  1. Read the introduction to your teachers manual thoroughly. The introduction is an in-depth look at the methodologies and implementation of the Sonrisas Spanish Curriculum. The perspective you will gain from reading the introduction will make your lessons more effective and will provide you with knowledge that will be useful when talking to parents, administrators, and colleagues about your classes. Reading the introduction to the Sonrisas teacher’s manual is like taking a class on how to teach Spanish to children.
  2. Familiarize yourself with the activities in the lessons and practice them. Every lesson in Sonrisas Level I and Level II has a main lesson activity that introduces the language concepts. Some of the activities are simple, some are more complex.
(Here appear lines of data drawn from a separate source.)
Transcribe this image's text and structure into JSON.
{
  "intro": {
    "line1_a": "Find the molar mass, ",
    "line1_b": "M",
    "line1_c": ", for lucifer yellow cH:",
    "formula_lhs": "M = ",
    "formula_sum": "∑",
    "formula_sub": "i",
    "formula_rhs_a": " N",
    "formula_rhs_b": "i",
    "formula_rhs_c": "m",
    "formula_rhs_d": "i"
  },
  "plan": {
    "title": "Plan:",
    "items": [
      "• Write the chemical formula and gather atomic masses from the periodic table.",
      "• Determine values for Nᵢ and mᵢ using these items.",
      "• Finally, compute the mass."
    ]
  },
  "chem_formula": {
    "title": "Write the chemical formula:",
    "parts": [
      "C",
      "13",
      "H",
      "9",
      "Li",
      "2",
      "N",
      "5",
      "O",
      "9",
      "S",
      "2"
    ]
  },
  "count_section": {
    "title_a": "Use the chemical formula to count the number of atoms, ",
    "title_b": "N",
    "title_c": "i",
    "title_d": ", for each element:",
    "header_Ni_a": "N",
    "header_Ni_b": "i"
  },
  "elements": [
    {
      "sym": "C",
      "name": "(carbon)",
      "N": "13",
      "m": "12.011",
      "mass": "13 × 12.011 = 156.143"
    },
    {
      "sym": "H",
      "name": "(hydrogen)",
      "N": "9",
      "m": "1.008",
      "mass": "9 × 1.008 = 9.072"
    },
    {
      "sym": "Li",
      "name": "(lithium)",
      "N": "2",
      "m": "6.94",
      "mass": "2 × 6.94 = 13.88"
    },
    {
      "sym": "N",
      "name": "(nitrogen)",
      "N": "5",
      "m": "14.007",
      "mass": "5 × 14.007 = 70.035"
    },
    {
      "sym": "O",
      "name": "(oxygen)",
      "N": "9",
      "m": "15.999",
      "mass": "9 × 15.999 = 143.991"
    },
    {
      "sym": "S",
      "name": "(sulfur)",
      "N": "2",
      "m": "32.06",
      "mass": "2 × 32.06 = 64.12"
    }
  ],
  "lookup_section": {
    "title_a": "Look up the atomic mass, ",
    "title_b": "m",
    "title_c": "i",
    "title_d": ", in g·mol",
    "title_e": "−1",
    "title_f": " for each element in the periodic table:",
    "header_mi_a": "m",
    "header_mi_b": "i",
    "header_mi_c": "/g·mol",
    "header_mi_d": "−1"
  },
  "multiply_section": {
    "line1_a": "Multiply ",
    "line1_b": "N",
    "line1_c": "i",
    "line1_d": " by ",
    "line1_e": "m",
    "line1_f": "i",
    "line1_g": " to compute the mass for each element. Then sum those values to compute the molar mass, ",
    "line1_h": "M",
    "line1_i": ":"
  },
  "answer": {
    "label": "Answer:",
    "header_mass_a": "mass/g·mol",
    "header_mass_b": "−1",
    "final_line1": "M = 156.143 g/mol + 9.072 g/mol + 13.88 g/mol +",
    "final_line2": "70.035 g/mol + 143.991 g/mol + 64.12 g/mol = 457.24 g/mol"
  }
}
Become familiar with the activities, and even practice them beforehand. This will insure that they will go smoothly and that your students will benefit from them.
  3. Use the music CD’s as a resource to learn the songs and sing them yourself with your students while you perform the accompanying movement and gestures. This is way more effective than playing the songs on a player for your students. Your teacher’s manual has a section that contains the lyrics to the songs and the directions for all the movement and gestures that go along with the songs. The movement and gestures provide comprehensible input for your students, and they connect the language to your students’ physical bodies. This is a very important component of early childhood language acquisition.
  4. Start gathering art supplies for the art projects. There is an art supply list in the appendices of your teacher’s manual. Look at this as a starting point. Review the first several art projects that you will do and make sure you have the supplies for them. Most of the necessary supplies are common school supplies such as crayons, construction paper, and glue.
  5. Before you teach any given lesson, read the accompanying storybook. The storybooks that you read during the Story Time segment of each lesson have been chosen based on their effectiveness at teaching Spanish to children. They contain elements such as illustrations that convey the meaning of the text, repetitive text, and familiar, age-appropriate themes. The storybooks give your students an authentic experience with Spanish, and they engage your students’ imaginations in Spanish. When you are familiar with the book, you can use your tone, facial expression, and gestures to create an engaging and effective storytelling experience.

 

Remember that we are always available for any questions or support that you may need in teaching the Sonrisas Spanish lessons. Feel free to contact us anytime.

(970) 946-9780

info@sonrisasspanish.com